If I told you one of my best friends is a journal from 2009, you might think I’m a sad, lonely hermit. I have countless journals that live in a box in the basement, but this one – my blue journal – stays in my bedside drawer.
While I’ve intermittently kept a journal my whole life, it wasn’t until 15 years ago that I made it a consistent practice. My journal serves different purposes at different times. Sometimes it keeps secrets or helps breed new ideas, but usually it’s a safe space to store the chaos that gunks up my head. Most importantly, my journal is my companion. I’m rarely without it. It keeps me company like an old friend, and when I ask questions, it responds in its own way.

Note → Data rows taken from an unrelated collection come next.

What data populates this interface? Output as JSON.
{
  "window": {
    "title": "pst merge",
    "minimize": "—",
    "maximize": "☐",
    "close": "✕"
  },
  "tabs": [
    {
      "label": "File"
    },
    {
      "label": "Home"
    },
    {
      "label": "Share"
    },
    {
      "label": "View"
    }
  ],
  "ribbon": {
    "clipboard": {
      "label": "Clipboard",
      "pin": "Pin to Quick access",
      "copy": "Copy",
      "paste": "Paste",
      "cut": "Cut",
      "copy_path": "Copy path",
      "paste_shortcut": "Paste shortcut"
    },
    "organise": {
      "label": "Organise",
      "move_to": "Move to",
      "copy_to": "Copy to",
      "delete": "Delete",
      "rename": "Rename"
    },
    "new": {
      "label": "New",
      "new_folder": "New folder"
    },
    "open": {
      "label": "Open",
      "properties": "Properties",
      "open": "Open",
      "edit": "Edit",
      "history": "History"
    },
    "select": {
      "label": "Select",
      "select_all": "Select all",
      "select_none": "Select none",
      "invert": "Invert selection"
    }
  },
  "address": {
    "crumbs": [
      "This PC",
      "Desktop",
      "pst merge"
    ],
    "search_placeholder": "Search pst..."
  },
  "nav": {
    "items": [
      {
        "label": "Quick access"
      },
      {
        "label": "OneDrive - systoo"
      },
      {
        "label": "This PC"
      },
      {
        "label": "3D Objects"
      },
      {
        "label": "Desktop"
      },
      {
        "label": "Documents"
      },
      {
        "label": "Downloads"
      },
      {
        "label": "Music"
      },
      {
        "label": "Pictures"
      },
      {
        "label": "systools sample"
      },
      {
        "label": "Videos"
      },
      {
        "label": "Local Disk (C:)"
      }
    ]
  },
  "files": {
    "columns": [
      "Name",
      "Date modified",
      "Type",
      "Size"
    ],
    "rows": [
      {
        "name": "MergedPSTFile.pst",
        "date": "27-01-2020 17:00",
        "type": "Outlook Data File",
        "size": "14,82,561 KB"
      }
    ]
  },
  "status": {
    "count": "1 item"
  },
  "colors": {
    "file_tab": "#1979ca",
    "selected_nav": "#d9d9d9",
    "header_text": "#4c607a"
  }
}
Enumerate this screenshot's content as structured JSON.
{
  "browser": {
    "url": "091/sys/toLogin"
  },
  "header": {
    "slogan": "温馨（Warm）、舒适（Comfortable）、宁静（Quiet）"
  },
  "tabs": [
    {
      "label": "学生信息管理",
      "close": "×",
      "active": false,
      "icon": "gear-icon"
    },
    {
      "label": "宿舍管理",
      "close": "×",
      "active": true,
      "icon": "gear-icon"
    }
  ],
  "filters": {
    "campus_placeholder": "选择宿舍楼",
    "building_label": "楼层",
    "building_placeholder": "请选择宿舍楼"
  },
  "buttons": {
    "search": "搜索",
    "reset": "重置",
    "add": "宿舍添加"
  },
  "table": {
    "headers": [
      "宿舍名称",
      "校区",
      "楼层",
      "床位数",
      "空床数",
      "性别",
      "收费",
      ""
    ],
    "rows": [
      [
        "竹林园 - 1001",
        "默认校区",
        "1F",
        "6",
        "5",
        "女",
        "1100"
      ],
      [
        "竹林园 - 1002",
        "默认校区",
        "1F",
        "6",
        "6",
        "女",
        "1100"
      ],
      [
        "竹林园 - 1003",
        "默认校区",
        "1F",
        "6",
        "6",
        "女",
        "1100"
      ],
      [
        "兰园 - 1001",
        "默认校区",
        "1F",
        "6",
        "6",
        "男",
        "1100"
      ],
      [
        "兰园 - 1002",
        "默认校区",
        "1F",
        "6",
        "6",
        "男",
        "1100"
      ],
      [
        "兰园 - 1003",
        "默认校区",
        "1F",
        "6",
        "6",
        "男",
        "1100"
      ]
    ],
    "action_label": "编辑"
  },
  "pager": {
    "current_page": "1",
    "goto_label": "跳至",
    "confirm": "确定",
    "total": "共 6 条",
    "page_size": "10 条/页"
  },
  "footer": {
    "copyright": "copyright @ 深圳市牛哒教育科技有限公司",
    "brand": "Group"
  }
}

Ten years ago, I wanted to commemorate my 30th birthday with something bold and memorable, so I traveled to Europe for a couple weeks. I went alone but never felt alone. Between the daily cast of characters that came into my life and the … Read the rest
When I was in high school, I started playing guitar and writing songs. The typical folksy, three-chord masterpieces you’d expect from a teenage girl. In those early years, I was endlessly inspired by Bob Dylan.
I’d listen to Blood on the Tracks and dream of an adulthood rich with travel, intrigue, love and adventure. I was plagued by the restless longing of waiting for life to start and was desperate for a rambling, wandering, Dylan-esque world where I turned every drop of life into poetry.
In college, I’d write songs about nights as they unfolded. Impromptu tales of shenanigans, complete with singalong choruses designed to make my friends laugh.
Not long after, I recorded a couple albums of girl-power jams in my apartment, experimenting with layers of sound as I melted into new depths of love, sadness and longing. It was the best way I could process the cliche emotions of my mid-20s. I still love each of those songs like they were children.
Although that songwriting life slowly fell away from me, we parted … Read the rest
Most mornings we walk past our neighborhood bakery and I say, “Mmmm, smells like a train station!” Fresh bread floating in the morning air gives me memories of filling my purse with pastries in Munich.
The smell of a bakery instantly whooshes you into a memory. And it’s personal for everyone. Bakers have the magic power to transport you. And the stories behind their recipes are often rooted in something deeper than we realize. This is why I initially started my blog, after all.
I was reminded of this in Quebec City when I went into a bakery for a baguette and left with an education on French literature.
At Le Paingrüel, we had the treat of talking with the baker of arguably the best artisanal breads in town. He uses traditional baking practices and has committed to studying and perfecting them.
During our visit, we got a crash course on baguettes and learned the Swiss-style baguette was discovered as a result of a mistake. (A delicious one, incidentally.)
There wasn’t a day in Quebec where we didn’t eat french fries for at least one meal. And I indulged in so many buttery pastries that I had to delete some of my photos because my greasy fingerprints made the camera lens too blurry.
But this is what vacation is for. Tasting all the flavors, walking all the miles and sleeping all the hours without setting an alarm. (I can easily go uninterrupted for 11 hours.)
It’s no secret that the province of Quebec has the charm of Europe with a fraction of the travel time. It’s one of the reasons we visited. But more importantly, I went for the bagels.
There’s a longstanding rivalry between New York and Montreal bagels. Moreso, there’s a rivalry between two bagel shops in Montreal. We hit up Fairmount and St. Viateur back-to-back on Thursday morning to see what the fuss was about.
Both stores were small and understated. Get in, get bagels, leave. Maybe they have napkins, maybe not. This is because Montreal bagels are all about the … Read the rest